▶ Your objective
In the material below, which lines hold the word "Timeline"? Pick each one out.

▶ Data provided
* * * *

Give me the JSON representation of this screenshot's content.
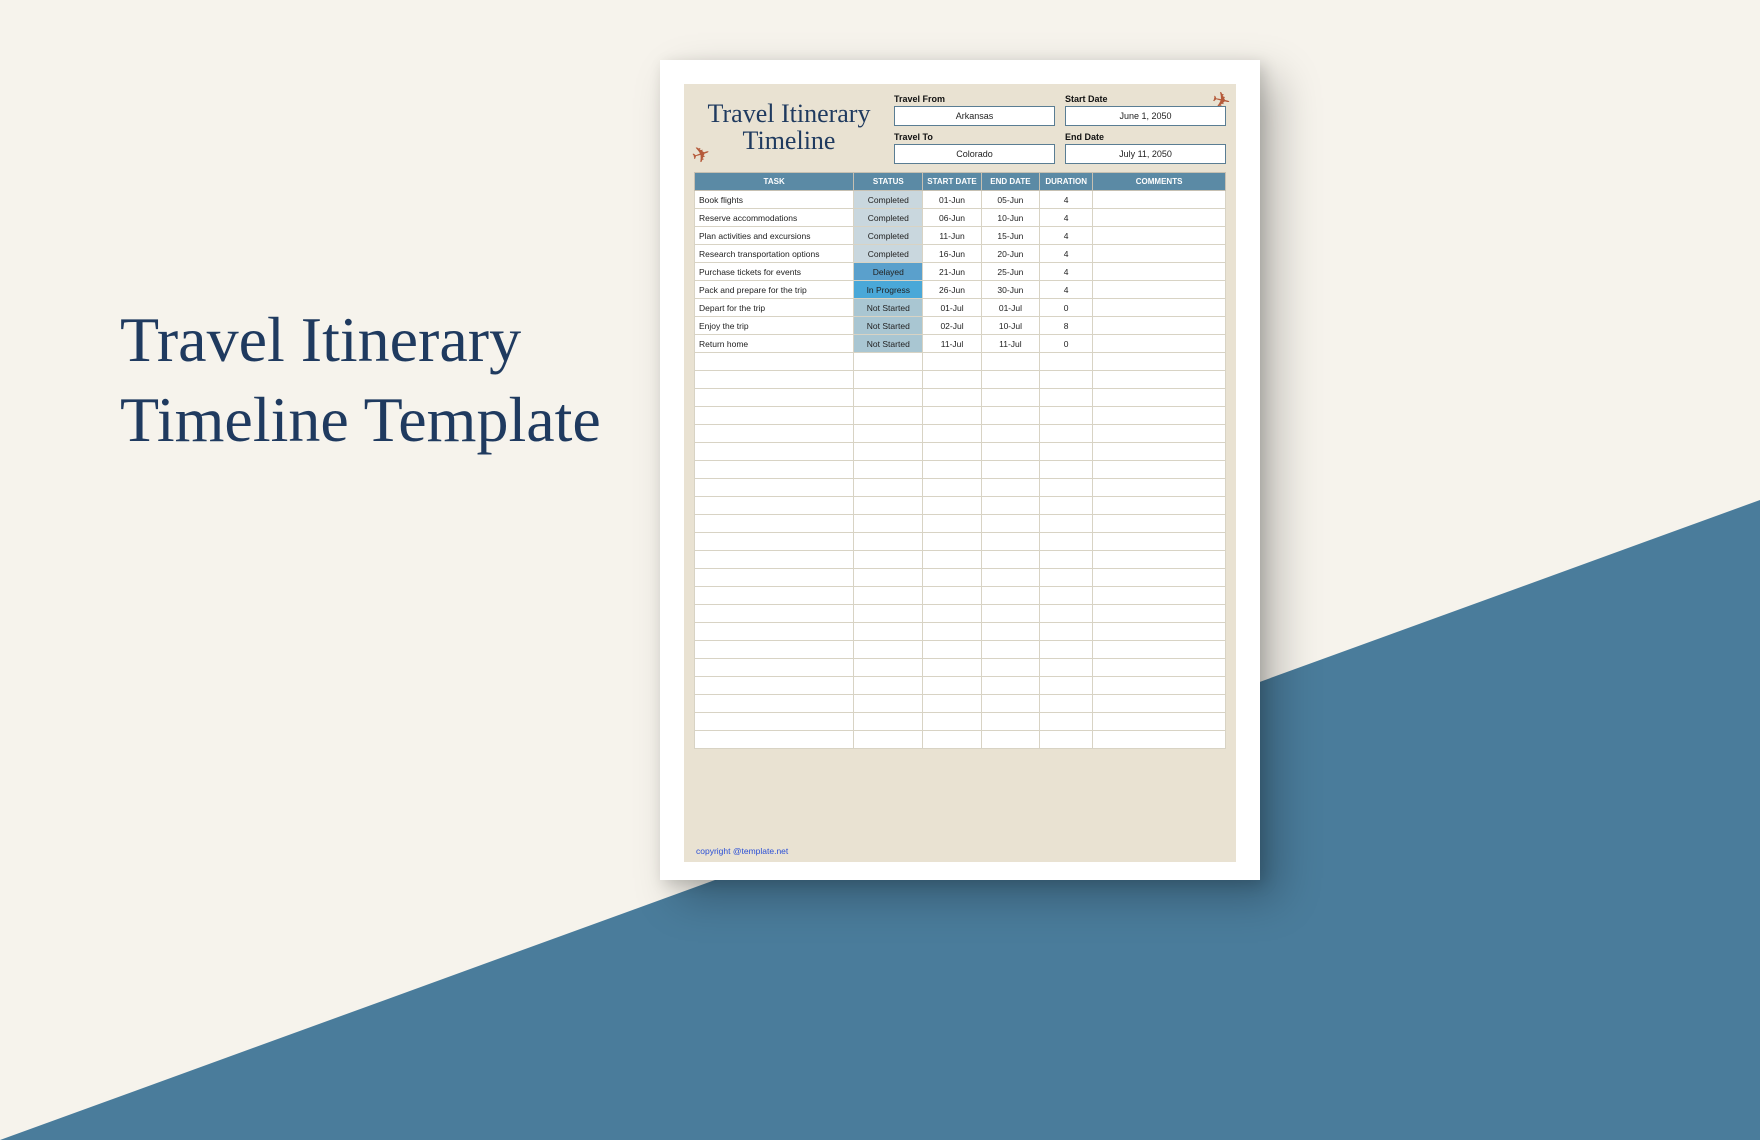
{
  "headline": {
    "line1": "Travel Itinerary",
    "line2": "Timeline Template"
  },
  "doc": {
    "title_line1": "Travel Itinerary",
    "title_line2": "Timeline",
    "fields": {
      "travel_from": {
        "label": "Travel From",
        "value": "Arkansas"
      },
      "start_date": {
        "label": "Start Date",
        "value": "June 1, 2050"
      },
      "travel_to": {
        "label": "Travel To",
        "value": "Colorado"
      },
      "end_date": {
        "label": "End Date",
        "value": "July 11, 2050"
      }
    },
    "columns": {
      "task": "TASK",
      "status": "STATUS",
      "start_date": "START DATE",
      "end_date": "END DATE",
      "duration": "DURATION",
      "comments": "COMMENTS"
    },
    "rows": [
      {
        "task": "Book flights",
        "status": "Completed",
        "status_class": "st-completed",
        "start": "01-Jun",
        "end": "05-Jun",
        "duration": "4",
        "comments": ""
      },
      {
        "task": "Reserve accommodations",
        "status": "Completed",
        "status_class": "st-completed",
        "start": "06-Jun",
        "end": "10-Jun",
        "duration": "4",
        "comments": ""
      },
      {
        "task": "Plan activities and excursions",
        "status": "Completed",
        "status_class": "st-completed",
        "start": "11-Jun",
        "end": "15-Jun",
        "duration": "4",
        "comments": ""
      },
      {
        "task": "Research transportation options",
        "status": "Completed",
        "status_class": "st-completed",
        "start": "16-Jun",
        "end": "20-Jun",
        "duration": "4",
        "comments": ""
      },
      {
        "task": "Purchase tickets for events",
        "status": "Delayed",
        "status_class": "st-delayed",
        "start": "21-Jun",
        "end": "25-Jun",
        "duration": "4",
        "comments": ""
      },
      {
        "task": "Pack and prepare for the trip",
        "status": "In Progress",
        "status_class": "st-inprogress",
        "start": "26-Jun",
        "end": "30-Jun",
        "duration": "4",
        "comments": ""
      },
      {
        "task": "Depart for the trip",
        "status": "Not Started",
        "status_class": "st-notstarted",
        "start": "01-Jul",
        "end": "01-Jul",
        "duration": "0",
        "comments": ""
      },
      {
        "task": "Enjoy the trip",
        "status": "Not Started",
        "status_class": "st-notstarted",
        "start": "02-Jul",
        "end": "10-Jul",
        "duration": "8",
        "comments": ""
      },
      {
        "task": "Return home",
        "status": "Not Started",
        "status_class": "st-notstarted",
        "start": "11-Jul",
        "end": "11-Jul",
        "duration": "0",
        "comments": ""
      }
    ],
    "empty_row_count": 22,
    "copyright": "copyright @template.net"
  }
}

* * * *

▶ Your solution
    "line2": "Timeline Template"
    "title_line2": "Timeline",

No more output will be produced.